## App and web page records
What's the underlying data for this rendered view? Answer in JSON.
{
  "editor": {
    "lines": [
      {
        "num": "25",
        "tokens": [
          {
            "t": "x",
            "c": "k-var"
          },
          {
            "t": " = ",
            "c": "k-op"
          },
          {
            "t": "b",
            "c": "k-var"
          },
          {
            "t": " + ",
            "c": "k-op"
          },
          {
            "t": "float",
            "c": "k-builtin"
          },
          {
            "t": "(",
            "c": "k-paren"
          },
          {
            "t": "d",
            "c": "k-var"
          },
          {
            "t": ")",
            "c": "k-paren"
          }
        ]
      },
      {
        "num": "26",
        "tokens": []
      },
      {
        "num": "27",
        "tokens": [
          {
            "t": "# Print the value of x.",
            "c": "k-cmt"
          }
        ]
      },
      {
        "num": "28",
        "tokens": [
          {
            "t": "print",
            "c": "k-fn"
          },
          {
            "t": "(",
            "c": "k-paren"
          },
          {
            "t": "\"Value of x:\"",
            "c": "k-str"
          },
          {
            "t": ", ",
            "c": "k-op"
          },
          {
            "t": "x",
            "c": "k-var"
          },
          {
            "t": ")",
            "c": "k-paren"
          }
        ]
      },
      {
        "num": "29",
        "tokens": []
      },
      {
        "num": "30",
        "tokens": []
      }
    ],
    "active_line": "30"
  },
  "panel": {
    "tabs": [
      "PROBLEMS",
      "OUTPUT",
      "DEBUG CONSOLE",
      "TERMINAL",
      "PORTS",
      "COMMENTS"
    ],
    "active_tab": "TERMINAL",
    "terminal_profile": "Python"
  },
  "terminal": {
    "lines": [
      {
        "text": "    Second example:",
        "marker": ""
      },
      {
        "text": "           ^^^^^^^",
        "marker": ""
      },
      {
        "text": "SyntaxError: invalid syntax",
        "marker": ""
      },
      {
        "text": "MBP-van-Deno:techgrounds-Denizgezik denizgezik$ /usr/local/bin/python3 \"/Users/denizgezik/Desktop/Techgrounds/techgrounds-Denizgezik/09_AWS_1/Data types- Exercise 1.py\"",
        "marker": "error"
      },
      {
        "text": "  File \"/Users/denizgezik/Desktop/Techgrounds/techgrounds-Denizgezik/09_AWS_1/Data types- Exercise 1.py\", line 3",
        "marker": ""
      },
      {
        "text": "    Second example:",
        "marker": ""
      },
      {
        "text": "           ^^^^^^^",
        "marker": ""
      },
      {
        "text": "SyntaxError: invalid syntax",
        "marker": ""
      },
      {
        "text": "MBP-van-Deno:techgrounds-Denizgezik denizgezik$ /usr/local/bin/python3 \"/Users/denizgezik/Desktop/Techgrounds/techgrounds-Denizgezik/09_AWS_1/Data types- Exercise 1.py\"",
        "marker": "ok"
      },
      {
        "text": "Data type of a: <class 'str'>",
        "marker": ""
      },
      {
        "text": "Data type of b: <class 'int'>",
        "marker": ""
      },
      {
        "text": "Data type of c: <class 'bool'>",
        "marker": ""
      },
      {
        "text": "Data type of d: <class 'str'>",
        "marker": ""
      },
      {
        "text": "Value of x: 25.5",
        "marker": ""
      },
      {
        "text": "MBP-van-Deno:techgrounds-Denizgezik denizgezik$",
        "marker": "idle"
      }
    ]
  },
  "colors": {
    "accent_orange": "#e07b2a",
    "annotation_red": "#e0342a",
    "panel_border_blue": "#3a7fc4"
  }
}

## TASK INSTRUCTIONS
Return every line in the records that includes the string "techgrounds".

## ANSWER TO THIS EXERCISE
        "text": "MBP-van-Deno:techgrounds-Denizgezik denizgezik$ /usr/local/bin/python3 \"/Users/denizgezik/Desktop/Techgrounds/techgrounds-Denizgezik/09_AWS_1/Data types- Exercise 1.py\"",
        "text": "  File \"/Users/denizgezik/Desktop/Techgrounds/techgrounds-Denizgezik/09_AWS_1/Data types- Exercise 1.py\", line 3",
        "text": "MBP-van-Deno:techgrounds-Denizgezik denizgezik$ /usr/local/bin/python3 \"/Users/denizgezik/Desktop/Techgrounds/techgrounds-Denizgezik/09_AWS_1/Data types- Exercise 1.py\"",
        "text": "MBP-van-Deno:techgrounds-Denizgezik denizgezik$",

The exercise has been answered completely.